To assess the relationships between BMI and walking speed, balance control, sit-to-stand performance (a measure of mass specific lower limb power), and endurance.

Design and Methods

Thirty-six women with a BMI ≥ 30 kg/m2 and 10 women with normal body weight (BMI between 18 kg/m2 and 25 kg/m2) were enrolled in this observational study. The obese group comprised 12 persons with a BMI ≥ 30 and <35 (obese), 14 subjects with a BMI ≥ 35 and <40 (severe obesity) and 10 people with a BMI ≥ 40 kg/m2 (morbid obesity). All subjects underwent a clinical examination, a gait test, an endurance test (6 minutes walking test), a mass specific lower limb power test (five times sit-to-stand) and a balance test.

Results

Obese women exhibited slower fast gait speeds (P < 0.05) with correspondingly shorter stride lengths, poorer sit-to-stand performance (P < 0.05), and endurance (P < 0.05). However, once the state of severe obesity was reached, additional weight gain (morbid obesity) does not seem to decrease these functional capacities any further.

Conclusion

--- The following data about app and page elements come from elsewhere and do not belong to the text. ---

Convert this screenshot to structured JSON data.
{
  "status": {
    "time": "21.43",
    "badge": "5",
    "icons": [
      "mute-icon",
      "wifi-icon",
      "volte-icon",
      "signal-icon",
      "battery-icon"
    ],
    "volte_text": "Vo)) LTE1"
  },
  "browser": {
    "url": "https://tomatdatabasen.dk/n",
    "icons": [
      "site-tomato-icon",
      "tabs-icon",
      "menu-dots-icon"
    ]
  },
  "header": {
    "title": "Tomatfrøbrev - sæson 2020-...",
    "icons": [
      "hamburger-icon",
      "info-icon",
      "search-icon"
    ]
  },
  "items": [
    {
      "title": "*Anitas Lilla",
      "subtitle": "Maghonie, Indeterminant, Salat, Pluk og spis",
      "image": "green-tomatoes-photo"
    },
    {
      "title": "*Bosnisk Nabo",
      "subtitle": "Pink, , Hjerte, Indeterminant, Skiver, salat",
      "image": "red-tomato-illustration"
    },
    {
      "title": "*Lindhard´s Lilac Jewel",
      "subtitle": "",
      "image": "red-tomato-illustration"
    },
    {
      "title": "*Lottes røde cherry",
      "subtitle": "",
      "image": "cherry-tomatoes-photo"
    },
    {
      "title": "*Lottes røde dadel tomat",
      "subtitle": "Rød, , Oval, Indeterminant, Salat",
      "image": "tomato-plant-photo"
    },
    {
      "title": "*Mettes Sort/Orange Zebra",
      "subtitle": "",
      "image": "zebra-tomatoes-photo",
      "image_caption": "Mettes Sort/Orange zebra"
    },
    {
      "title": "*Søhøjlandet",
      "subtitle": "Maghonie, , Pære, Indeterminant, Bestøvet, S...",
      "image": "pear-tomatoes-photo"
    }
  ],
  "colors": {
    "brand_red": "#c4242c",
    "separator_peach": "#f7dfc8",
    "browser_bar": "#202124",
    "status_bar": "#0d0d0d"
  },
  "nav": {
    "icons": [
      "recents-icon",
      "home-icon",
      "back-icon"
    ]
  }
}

This study underlines the importance of assessing obese patients' related physical problems in an early stage of obesity in order to focus exercise regimens and promote appropriate health behaviors.